Likewise to Microsoft, Sony‘s main focus was the Playstation 4. And likewise to the competition, they offered a collection of console exclusives. Being unfamiliar with gaming on the Playstation though, it’s difficult for me to tell in where the controller has gotten better. On the area of graphics Sony certainly didn’t fail to deliver though, with Gran Turismo 5 and Assassin’s Creed IV really shining on the screen.
The PC-related stands mostly focussed on showing off their latest hardware, while keeping it gaming related to a series of special events and contests. Over the rest of the event you had a nice level of people. It felt busy like it should at an event, with people truly showing interest in the games; but it didn’t feel too busy yet, and wasn’t crowded to a point where moving became near-impossible at all. The mainstage itself had some nice variety of events, switching between tournaments, to showing off the PS4, to simple goodie hunts; and the crew surely managed to keep the audience entertained.
In the ancient battle of Sony vs. Microsoft, what Sony did right unlike Microsoft, was that they still showed new games on the Playstation 3 and Playstation Vita, instead of only showing the new console. The entire Microsoft stand consisted of just the Xbox One. The lines for the new consoles were both massive and somewhat equal over the day, but due to Sony’s larger variety they win in the overall amount of visitors to their stand. That is of course if you don’t count Call of Duty: Ghosts as a Microsoft stand regardless of it being a Xbox exclusive, because the line for that game added to the Xbox One made Microsoft dominate.
Electronic Arts undoubtly offered the biggest multiplayer experience, linking 32 computers with Battlefield 4 on the highest graphics and then make them play a match. Ubisoft on the other hand easily won the entertainment award, with their constant playing of music, appealing to the audience, dance competitions, and an Edward Kenway cosplayer and dancing booth babes. Warner Bros. mostly focussed on the DC Comics universe, with Injustice: Gods Among Us and Batman: Arkham Origins.

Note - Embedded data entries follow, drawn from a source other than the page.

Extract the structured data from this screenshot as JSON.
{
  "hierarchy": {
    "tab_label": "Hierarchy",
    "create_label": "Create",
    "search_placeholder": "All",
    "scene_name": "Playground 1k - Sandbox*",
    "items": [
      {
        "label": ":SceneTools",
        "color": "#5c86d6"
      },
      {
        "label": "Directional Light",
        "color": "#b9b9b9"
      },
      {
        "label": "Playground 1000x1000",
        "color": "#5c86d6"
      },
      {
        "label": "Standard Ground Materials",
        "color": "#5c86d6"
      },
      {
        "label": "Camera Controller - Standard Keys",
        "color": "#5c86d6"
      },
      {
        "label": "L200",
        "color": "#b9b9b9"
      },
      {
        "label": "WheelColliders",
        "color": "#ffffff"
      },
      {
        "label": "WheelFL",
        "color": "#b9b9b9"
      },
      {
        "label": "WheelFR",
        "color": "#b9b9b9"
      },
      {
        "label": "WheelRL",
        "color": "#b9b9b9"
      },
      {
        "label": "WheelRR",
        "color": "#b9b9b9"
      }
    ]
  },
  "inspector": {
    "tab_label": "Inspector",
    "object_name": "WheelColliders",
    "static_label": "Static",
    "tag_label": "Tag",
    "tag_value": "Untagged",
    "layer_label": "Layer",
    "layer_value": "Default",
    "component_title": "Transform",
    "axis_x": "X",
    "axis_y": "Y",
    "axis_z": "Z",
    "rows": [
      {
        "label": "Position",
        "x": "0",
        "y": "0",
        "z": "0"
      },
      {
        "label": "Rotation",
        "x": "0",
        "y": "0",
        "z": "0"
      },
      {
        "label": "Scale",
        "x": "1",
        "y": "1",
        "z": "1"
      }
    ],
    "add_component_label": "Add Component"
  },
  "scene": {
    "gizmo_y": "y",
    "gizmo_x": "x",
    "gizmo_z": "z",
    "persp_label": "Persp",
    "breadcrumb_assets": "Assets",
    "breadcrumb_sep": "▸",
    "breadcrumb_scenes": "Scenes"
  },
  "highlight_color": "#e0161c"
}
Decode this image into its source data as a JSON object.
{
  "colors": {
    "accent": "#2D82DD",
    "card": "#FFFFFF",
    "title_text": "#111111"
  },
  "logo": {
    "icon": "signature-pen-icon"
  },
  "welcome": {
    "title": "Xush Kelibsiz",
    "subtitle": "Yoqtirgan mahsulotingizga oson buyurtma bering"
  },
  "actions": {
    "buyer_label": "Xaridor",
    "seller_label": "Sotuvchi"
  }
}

Unfortunately, I can’t offer any pictures of cosplay, simply because it was hardly present. It’s unfortunate when you compare it to other cons, but can be explained with the lower amount of visitors to Firstlook. Over the day I spotted groups cosplaying Final Fantasy, Bioshock Infinite, The Legend of Zelda: Windwaker, some costumes I didn’t recognise, and a collection of simple cosplay being mostly just hats and shirts related to popular characters. With my own camera not delivering the best quality pictures with the lighting in the building, and plenty of more professional photographers undoublty taking pictures of the small amount of cosplayers, I will update this gallery once I find pictures elsewhere and properly credit the authors.
Rick Hofsink (a.k.a RandomMan) is a college student currently pursuing a Bachelors degree in chemistry in the Netherlands. He is also an active researcher and senior moderator of Know Your Meme. For more information, check out his profile.